  • Chronic kidney disease. EVOTAZ may affect how well your kidneys work. Your healthcare provider will do blood and urine tests to check your kidneys before you start EVOTAZ and during treatment 
  • Gallbladder problems have happened in some people who take atazanavir, one of the medicines in EVOTAZ. Tell your healthcare provider right away if you get symptoms of gallbladder problems.
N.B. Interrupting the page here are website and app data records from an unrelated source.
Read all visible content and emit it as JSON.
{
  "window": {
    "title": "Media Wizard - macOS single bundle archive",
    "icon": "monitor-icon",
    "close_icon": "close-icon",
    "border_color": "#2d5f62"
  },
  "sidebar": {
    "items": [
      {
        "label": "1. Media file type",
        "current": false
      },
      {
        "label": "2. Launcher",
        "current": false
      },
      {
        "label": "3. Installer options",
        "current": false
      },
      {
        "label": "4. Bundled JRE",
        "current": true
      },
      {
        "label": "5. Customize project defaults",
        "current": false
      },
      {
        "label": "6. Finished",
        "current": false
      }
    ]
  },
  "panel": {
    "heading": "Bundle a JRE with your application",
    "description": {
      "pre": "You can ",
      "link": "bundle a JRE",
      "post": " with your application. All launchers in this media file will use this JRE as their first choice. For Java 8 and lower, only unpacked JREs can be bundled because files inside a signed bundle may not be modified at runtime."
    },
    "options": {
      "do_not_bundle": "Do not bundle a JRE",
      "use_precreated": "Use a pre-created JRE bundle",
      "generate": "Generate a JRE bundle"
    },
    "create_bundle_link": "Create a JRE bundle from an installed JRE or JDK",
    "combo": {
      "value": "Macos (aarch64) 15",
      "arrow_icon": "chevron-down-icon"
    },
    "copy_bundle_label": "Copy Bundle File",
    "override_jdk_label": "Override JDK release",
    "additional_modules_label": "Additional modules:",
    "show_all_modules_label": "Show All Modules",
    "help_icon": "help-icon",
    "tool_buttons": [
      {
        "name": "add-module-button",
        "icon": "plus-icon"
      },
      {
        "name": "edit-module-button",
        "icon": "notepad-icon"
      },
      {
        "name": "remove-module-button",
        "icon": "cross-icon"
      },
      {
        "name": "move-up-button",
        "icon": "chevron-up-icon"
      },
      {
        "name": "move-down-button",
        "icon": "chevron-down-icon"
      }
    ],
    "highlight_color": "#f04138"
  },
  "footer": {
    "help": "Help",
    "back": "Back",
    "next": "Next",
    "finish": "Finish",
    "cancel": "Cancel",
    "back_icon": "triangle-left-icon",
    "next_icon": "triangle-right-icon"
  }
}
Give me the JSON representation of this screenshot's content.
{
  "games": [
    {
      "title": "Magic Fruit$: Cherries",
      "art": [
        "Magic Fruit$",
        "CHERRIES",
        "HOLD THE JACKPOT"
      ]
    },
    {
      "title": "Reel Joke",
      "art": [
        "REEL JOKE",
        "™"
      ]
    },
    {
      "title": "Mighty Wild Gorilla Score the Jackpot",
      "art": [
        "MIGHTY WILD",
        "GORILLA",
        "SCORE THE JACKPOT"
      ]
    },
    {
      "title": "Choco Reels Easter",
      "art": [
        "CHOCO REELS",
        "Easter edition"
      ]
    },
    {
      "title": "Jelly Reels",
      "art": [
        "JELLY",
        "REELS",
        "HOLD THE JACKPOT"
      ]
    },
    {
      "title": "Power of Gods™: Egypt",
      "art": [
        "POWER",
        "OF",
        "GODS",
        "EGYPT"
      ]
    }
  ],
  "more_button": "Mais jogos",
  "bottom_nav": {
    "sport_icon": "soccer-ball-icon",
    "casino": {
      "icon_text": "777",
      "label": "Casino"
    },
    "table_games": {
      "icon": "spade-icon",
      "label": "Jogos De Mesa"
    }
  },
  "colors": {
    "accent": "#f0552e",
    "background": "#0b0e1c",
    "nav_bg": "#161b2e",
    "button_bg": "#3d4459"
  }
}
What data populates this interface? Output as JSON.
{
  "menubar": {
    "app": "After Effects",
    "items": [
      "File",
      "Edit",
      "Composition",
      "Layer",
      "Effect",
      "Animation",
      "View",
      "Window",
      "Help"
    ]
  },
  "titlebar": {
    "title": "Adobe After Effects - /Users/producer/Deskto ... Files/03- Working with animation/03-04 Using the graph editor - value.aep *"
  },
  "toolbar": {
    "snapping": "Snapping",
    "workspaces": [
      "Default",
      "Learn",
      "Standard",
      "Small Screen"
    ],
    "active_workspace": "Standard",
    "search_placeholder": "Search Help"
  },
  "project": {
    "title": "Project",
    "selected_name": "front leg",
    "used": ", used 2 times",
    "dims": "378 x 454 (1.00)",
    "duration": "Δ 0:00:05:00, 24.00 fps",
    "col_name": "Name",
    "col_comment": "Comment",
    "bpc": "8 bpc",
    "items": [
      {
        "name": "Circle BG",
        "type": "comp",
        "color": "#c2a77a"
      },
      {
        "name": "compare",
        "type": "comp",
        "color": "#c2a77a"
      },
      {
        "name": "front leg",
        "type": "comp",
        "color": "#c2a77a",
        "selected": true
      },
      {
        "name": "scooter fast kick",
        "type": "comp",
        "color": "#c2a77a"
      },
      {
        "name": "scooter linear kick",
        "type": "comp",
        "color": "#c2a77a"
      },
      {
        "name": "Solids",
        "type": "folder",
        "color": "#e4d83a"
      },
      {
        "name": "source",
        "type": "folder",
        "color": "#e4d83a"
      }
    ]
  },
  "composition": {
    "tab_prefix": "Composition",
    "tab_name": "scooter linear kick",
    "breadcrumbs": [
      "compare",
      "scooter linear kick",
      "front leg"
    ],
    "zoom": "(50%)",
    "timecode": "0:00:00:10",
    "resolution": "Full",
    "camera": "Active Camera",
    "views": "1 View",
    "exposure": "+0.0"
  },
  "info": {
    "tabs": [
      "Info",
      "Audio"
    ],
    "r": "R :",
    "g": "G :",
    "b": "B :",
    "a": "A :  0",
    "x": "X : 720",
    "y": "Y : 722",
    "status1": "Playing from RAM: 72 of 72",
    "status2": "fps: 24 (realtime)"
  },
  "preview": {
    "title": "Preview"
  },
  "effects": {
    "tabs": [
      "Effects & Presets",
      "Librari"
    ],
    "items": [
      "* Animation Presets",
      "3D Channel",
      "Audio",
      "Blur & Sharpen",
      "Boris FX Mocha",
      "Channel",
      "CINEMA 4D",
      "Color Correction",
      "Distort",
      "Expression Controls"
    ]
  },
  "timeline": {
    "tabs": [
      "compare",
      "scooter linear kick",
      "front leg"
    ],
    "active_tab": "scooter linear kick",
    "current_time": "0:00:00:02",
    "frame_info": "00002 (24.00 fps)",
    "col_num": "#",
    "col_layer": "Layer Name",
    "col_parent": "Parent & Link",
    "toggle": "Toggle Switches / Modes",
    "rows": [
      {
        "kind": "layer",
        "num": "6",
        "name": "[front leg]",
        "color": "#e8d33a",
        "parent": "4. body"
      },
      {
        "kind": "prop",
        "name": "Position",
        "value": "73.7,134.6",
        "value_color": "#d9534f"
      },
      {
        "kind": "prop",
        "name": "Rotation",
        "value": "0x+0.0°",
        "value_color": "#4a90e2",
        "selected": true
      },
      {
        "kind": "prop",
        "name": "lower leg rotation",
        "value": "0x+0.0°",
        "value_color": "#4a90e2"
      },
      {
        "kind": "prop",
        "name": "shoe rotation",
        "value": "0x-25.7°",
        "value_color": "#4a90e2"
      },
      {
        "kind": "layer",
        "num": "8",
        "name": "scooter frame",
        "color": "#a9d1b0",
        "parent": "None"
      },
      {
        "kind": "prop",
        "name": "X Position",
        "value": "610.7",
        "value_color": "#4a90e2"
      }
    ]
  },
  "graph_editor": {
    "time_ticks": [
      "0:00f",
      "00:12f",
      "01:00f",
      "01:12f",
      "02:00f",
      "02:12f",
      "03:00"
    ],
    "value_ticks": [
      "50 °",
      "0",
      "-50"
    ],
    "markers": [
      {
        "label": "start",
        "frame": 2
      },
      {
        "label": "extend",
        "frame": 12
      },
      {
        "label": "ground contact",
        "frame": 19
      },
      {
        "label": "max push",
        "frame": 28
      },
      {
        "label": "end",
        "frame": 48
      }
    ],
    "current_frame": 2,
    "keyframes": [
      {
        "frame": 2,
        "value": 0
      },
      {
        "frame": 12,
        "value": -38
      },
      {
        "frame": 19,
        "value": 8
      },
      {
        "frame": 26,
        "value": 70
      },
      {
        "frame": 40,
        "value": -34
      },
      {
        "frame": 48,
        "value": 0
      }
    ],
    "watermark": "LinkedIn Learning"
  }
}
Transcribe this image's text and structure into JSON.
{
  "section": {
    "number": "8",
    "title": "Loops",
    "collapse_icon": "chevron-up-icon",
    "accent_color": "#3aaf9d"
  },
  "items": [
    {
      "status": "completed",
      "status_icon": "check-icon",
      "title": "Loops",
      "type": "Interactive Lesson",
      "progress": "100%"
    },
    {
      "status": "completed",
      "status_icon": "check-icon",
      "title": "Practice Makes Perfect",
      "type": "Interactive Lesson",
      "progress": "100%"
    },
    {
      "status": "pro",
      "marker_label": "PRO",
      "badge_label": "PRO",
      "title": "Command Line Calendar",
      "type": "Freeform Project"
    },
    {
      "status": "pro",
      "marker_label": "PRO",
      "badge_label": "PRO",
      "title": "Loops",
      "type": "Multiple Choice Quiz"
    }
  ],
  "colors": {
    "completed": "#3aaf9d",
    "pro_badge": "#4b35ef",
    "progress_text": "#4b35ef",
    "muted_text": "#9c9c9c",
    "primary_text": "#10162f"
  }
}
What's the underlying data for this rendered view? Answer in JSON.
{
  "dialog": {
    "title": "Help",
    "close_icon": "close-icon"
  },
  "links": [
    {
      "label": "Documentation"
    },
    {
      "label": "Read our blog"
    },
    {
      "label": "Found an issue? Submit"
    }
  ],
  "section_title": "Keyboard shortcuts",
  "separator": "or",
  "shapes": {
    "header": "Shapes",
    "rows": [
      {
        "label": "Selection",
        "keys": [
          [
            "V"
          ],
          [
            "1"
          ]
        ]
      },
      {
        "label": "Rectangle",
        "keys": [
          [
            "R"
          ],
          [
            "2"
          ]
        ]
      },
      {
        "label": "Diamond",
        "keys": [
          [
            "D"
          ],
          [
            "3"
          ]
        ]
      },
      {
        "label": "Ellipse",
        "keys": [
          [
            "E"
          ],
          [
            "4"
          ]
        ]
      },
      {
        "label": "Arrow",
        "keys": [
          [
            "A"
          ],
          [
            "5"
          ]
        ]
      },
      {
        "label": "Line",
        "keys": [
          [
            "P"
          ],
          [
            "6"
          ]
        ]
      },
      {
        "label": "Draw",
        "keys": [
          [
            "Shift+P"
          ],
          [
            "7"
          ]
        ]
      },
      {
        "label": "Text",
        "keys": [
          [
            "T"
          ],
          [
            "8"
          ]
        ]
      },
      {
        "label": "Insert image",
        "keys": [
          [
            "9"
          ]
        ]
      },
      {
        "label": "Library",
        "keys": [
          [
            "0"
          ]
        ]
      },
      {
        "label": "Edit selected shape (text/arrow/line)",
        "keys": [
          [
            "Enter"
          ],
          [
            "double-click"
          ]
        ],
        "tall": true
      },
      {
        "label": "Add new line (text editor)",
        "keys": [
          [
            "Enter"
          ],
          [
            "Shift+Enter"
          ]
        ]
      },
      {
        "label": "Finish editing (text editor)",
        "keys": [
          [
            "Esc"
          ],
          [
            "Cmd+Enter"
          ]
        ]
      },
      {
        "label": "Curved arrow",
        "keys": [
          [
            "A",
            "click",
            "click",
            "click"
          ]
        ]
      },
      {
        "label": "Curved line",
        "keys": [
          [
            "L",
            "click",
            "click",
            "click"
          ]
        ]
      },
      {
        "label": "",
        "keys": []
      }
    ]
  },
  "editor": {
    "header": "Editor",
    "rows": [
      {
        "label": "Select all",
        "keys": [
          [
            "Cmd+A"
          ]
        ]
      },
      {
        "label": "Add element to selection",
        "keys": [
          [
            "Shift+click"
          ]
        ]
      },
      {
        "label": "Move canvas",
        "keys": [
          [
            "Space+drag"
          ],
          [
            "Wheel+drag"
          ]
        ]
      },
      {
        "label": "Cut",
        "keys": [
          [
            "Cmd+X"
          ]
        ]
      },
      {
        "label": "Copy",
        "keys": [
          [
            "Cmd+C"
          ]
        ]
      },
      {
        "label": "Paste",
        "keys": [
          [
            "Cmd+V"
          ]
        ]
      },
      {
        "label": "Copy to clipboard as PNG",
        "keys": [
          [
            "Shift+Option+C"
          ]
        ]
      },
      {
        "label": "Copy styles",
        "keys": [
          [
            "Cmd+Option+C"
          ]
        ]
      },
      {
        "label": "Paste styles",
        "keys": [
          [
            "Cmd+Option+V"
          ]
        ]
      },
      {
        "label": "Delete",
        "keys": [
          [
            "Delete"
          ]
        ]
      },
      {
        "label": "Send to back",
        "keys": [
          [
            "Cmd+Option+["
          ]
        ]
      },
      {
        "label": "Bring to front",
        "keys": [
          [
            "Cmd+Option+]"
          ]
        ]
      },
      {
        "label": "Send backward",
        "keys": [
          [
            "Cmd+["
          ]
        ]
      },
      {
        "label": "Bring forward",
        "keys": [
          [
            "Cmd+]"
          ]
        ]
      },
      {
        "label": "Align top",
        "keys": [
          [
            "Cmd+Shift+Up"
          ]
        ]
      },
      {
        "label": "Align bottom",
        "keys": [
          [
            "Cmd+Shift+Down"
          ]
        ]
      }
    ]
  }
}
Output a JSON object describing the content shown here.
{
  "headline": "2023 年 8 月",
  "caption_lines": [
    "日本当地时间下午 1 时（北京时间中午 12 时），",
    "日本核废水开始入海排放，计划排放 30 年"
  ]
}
Symptoms may include pain in the right or middle upper stomach area, nausea and vomiting, fever, and your skin or the white part of your eyes turns yellow
  • Liver problems, including hepatitis B or C, may get worse when taking EVOTAZ. Your healthcare provider will do blood tests before and during treatment with EVOTAZ. Symptoms of liver problems may include: your skin or the white part of your eyes turns yellow, nausea, dark (tea colored) urine, itching, light colored stools, or stomach-area pain
  • Yellowing of the skin or the white part of your eyes is common with EVOTAZ but may be a symptom of a serious problem. This may occur due to increases in bilirubin levels in the blood. Tell your healthcare provider right away if your skin or the white part of your eyes turns yellow.
  • Changes in your immune system (Immune Reconstitution Syndrome). Tell your healthcare provider if you start having new symptoms after starting EVOTAZ
  • Diabetes and high blood sugar have happened and worsened in some people who take protease inhibitor medicines like EVOTAZ. Some people may need to start diabetes medicine or change their diabetes medicine. Tell your healthcare provider if you notice an increase in thirst or if you start urinating more often while taking EVOTAZ
  • Changes in body fat can happen in people taking HIV-1 medicines. The exact cause and long-term health effects are not known
  • Increased bleeding problems in people with hemophilia have happened when taking protease inhibitors including EVOTAZ

The most common side effects of EVOTAZ are yellowing of the skin and rash.

These are not all the possible side effects of EVOTAZ.

Call your healthcare provider for medical advice about side effects. You may report side effects to the FDA at 1-800-FDA-1088.

Please see Full Prescribing Information, including Patient Information.

You are encouraged to report negative side effects of prescription drugs to the FDA. Visit or call 1-800-FDA-1088.